Recognizing these signs can prevent a dangerous encounter with a dog.
There's a reason dogs are considered man's best friend. They're cute, furry and capable of developing deep bonds with us. It's hard to imagine your pet, or someone else's pet, would want to hurt you.
So why do these friendly animals seem to attack or bite out of the blue?
Turns out, there are actually clear and visible indicators a dog is trying to tell you it's unhappy and you're in dangerous territory, according to the American Kennel Club and renowned dog trainer Cesar Milan.
Watch out for these warning signs:
Ears are pinned back flat.
Fur along the back is standing up.
It's being "stand-offish" and freezing in response to your touch or standing in a very stiff posture.
Tail is low to the ground and slowly wagging.
Teeth are visible — this includes yawning
Other concerning behavior includes a tucked tail, snapping at the air, growling, lip licking and heavy panting.
What can you do to prevent a dog attack and minimize the animal's fear and stress?
Here are some tips.
If it's your dog: Give it daily exercise and play with it often. Bites and attacks could be the result of nervous and bored energy. But don't play games that are too rough, like wrestling and tug-of-war, which can confuse the dog about dominance and acceptable vs. violent behavior.
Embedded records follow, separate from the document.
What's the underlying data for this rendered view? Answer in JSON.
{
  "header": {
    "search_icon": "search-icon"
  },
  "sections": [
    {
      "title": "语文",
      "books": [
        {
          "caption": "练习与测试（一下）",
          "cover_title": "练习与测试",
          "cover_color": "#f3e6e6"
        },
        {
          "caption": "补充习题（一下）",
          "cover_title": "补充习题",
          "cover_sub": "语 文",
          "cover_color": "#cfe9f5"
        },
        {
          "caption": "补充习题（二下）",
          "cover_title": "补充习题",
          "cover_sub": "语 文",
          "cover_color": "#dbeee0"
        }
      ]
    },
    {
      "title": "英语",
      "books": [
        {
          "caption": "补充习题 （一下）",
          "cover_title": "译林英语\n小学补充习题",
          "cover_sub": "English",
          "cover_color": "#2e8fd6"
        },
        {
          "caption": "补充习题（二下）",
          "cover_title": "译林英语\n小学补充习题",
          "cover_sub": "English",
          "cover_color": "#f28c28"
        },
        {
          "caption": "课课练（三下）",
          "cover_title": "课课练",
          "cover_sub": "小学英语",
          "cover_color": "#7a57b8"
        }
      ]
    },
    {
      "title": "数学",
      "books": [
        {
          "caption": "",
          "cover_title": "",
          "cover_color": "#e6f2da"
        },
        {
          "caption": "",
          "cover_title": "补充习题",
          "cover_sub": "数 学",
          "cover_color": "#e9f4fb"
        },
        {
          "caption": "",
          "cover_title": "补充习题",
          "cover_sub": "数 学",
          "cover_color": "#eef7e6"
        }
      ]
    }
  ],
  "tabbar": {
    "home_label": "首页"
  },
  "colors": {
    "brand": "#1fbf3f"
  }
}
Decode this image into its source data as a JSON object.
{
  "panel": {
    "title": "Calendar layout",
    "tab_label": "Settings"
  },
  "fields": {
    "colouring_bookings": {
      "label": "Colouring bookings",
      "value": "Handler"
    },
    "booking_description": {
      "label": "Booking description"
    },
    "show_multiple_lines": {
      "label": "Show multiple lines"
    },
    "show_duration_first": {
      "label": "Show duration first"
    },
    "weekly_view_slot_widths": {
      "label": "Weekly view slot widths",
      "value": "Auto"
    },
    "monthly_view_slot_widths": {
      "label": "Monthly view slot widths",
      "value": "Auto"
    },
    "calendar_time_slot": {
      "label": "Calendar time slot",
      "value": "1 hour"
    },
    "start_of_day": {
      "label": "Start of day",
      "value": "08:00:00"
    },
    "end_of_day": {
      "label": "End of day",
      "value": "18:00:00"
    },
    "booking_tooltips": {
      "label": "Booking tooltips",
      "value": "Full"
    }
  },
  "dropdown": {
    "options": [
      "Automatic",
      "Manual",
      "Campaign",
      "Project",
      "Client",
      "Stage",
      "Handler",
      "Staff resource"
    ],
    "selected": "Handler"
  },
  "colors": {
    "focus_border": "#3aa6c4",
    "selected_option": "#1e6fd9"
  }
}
And be sure to let your dog safely socialize with other dogs often.
If it's someone else's dog: Do not run toward the dog, and always ask if it's OK to pet it. Don't extend your hand out at the dog's face. Display the back of your hand so the dog can smell it, and wait for a positive response before reaching to pet it. Treat the dog with respect and don't pull its ears, sit on it, or bother it while it's eating. Also, respect the dog's alone time and give it space if it appears nervous or scared.